Last week was Google’s big week for announcements. I had tried to buy a ticket for the conference a couple months ago. The morning that tickets were scheduled to go on sale I got set up with my laptop about thirty minutes in advance. Internet connection: check. Registration page bookmarked: check. Google Wallet set up: check. Accurate time clock: check. At exactly 7am I refreshed the registration page and clicked the button to register. Waiting, waiting, waiting, “No tickets available”. Various news blogs wrote that tickets sold out in twenty minutes but it was more like forty-five seconds as far as I could tell.
Anyway, the sessions are all available on YouTube. The keynotes get all the publicity but there are dozens of technical sessions. I had a chance to check some of them out this weekend. There were two which had interesting nuggets of info.
The Web Can Do That? with Eric Bidelman

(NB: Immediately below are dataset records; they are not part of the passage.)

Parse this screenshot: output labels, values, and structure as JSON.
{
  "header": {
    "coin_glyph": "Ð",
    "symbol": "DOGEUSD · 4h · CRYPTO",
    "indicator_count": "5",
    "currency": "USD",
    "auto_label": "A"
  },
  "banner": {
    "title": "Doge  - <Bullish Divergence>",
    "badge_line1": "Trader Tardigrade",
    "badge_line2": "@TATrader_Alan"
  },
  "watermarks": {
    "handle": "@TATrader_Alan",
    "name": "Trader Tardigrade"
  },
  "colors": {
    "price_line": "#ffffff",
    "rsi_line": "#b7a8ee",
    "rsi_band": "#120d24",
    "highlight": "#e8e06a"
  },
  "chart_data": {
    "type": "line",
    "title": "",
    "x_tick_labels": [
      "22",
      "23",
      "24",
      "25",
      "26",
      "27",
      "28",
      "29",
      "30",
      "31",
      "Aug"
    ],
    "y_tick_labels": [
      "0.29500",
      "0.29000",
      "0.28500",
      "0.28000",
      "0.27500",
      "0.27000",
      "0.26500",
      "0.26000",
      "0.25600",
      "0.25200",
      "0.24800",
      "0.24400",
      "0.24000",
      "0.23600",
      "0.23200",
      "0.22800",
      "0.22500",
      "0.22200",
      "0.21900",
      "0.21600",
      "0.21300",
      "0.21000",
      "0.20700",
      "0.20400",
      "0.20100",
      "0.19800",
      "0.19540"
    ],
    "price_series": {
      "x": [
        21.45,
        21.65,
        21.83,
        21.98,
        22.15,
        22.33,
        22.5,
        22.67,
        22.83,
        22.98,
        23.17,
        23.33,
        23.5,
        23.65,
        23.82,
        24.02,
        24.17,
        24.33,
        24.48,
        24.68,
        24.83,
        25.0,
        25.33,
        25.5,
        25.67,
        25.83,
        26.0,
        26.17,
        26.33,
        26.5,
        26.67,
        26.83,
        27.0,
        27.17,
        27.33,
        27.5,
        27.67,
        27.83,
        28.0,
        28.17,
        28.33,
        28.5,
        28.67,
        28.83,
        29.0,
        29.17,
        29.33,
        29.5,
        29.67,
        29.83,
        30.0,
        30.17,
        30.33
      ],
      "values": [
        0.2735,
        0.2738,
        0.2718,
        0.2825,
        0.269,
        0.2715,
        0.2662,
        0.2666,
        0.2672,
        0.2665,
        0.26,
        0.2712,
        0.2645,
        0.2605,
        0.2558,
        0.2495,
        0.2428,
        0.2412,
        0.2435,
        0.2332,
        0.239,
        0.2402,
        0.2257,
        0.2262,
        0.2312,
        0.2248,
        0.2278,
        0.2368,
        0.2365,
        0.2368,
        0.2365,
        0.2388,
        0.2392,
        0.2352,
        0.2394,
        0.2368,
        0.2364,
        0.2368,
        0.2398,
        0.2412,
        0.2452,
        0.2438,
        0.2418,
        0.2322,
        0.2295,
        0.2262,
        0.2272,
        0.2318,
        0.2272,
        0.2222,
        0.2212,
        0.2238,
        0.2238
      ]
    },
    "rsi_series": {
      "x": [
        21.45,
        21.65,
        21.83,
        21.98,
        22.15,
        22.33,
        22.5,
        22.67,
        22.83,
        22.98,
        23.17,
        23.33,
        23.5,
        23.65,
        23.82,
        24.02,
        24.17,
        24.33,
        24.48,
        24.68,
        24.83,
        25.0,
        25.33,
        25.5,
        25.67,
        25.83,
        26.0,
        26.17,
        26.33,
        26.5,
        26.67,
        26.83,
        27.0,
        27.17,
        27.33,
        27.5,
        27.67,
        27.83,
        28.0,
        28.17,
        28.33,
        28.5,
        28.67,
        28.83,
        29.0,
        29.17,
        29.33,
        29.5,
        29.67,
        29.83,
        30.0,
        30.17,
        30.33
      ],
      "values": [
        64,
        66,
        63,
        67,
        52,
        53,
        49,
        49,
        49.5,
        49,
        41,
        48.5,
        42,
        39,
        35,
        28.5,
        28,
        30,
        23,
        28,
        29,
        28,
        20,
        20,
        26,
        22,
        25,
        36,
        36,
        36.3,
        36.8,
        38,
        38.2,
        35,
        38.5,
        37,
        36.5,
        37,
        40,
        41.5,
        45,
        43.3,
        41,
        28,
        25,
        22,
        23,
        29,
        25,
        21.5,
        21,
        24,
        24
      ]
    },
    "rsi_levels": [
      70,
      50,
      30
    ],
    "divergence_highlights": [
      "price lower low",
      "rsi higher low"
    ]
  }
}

This session was Eric talking about some of his favorite technologies. Most of it was related to HTML5/CSS3. One of the things he highlighted was “flex box”. This is a model for creating compartments for content so that they automatically and gracefully adjust size and position. It can be used with media queries to reorganize content for different display sizes.
I hadn’t been aware of flex box even though it has been around for a couple of years. The W3C has a working draft in last call: http://www.w3.org/TR/css3-flexbox/
Eric also reference an interesting site, HTML Rocks: http://www.html5rocks.com/en/
What’s New in Android?
This session provided a deep dive into many of the technical details of Android 4.1 Jelly Bean. One of the sections (28 min. in) dealt with two new elements of Notifications – both of which may be of interest to UA designers. One is a new feature called bigContentView. This is an expansion of ContentView which can present an icon, a title and a short amount of text. The new view is bigger. It is taller and support photos, buttons, and more room for text. I could see where a bigContentView would be a great canvas for first-time user instructions.
The other new Notification feature is called Priority. It lets you tag notifications on a range from very important to very optional. The Android UI is then automatically configured to display notification appropriately, depending on what is going on in the app. A very important message could be tagged as MAX whereas a helpful tip might be tagged MIN. In between are three other mid-range settings – HIGH, DEFAULT, and LOW.
I think it is interesting that there was no mention of Google TV in the keynotes or the technical sessions. Whether or not that is significant is for the pundits to decide. Personally, I’m not as interested in Google TV specifically as I am about the design of apps for big screens in general.
I had searched for sessions on Google TV, figuring there would be some. I did find two – but they were both from the 2011 event. However, I hadn’t seen them before and they each had some interesting information that is still relevant and generally applicable to large-screen app design.
Building Android Apps for Google TV with Christian Kurzke
In this session there were a few good tips:
- Make sure the UI or your app recognizes that a remote with a D-pad is likely to be the primary controller. With a D-pad you need to carefully arrange your UI elements to minimize the number of button presses. Anyone who has tried to type something with their cable TV controller knows what a pain this can be.
- The display size of a large-screen TV is not really larger than a desktop PC screen when you factor in the distance we typically sit relative to the TV. They did calculations based on screen size combined with pixel densities and viewing distances and came up with some useful guidelines. Some of the details are here: https://developers.google.com/tv/android/docs/gtv_displayguide
- The over-scanning that TV manufactures put into their displays can result in unpredictable effects. They suggest letting the Google API do the heavy-lifting to appropriately scaling content. Make sure you’re using relative positioning for UI elements so that they can automatically scale and position themselves.
Building Web Apps with Google TV with Chris Wilson
A similar session from 2011 was hosted by Chris Wilson, the long-time Internet Explorer product manager who now works at Google. Some of the issues were redundant with the Kurzske talk but Chris also discussed color contrast and scrolling cues.
One other interesting suggestion he made was to add activity to the UI of a TV app. Since TV is a passive medium, most TV programs have a lot going on all the time. You want to keep your app UI active so the viewer doesn’t think something is wrong.
In the second part of the session, Daniels Lee presented the Google TC jQuery UI library which he said was particularly useful for doing TV app prototyping.